A former officer of the US National Security Agency (NSA) said that North Korea had amassed an estimated 11,000 Bitcoins and may have collected as much as $210 million by converting those into fiat money in 2017 to procure funds for its military machine.
Priscilla Moriuchi said Kim Jong-un is turning to cryptocurrencies to circumvent the crippling sanctions imposed on his regime by the United Nations. She stated:
“I would bet that these coins are being turned into something – currency or physical goods – that are supporting North Korea’s nuclear and ballistic missile program.”
She theorized that North Korea had cashed in its Bitcoin hoard in December, when the value was at its peak. If the regime waited until January, then it would have collected only about $120 million. The Bitcoin price peaked at almost $20,000 on December 22.
Moriuchi, who now works for cyber threat intelligence company Recorded Future, suspects that the rogue state acquired a large number of Bitcoins through mining and hacking activities.
North Korean hackers involved in Japan, South Korea attacks
Hackers from North Korea are believed to be responsible for several attacks on Japanese and South Korean cryptocurrency exchanges. Officials at the South Korean National Intelligence Service said that North Korea was “probably” behind the attack on Japanese digital currency exchange Coincheck, which lost $500 million after a cyber breach.
In January, Recorded Future released a report detailing how North Korean hacking activities were directed towards the financial system of their rival in the South.
The report reads:
“North Korean government actors, specifically Lazarus Group, continued to target South Korean cryptocurrency exchanges and users in late 2017, before Kim Jong Un’s New Year’s speech and subsequent North-South dialogue. The malware employed shared code with Destover malware, which was used against Sony Pictures Entertainment in 2014 and the first WannaCry victim in February 2017.”
According to Moriuchi, increased regulations in the cryptocurrency space is the best defense against the alleged illegal activities of North Korea because it would allow for a “paper trail” that is a key element in tracking the dealings of Kim Jong-un.
Pyongyang building a cache of Bitcoin
Speculations that Pyongyang is piling up Bitcoin and cryptocurrencies to dodge sanctions first surfaced in December 2017, when CrowdStrike CEO George Kurtz sounded the alarm bells.

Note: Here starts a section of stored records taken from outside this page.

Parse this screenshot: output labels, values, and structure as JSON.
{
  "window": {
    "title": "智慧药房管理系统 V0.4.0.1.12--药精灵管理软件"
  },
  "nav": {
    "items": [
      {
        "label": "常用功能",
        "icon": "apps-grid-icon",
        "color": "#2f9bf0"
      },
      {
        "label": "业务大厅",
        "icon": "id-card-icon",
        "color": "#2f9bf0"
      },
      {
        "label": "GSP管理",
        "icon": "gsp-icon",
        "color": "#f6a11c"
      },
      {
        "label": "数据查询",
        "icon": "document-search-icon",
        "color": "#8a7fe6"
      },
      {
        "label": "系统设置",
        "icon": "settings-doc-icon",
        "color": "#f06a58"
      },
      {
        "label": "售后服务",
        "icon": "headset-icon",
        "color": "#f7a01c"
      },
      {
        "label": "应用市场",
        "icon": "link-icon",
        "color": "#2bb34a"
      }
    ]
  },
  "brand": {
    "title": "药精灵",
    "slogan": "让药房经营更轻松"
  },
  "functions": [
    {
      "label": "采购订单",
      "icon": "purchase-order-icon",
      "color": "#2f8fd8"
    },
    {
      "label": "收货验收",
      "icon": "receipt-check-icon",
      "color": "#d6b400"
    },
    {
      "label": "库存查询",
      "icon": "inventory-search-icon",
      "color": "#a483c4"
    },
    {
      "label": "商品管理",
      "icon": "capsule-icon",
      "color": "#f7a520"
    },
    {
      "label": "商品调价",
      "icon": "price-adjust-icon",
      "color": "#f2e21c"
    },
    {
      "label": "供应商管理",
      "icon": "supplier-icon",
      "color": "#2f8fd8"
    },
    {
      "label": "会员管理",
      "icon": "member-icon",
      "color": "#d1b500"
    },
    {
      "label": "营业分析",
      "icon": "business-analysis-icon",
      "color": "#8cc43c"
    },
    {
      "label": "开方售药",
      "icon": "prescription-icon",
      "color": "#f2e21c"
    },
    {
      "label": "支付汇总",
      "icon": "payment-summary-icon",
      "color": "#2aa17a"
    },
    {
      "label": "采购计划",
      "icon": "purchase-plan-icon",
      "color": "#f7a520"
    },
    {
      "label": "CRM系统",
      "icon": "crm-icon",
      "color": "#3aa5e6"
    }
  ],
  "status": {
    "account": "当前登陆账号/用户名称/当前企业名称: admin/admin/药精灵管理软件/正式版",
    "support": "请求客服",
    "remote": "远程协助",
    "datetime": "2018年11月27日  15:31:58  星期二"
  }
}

Kurtz hypothesized that the anonymous nature of cryptocurrencies would allow Kim Jong-un to “easily bypass any sort of sanctions because there are none on Bitcoin, and the value has increased dramatically." This makes it “the perfect currency for North Korea to be hoarding,” he added.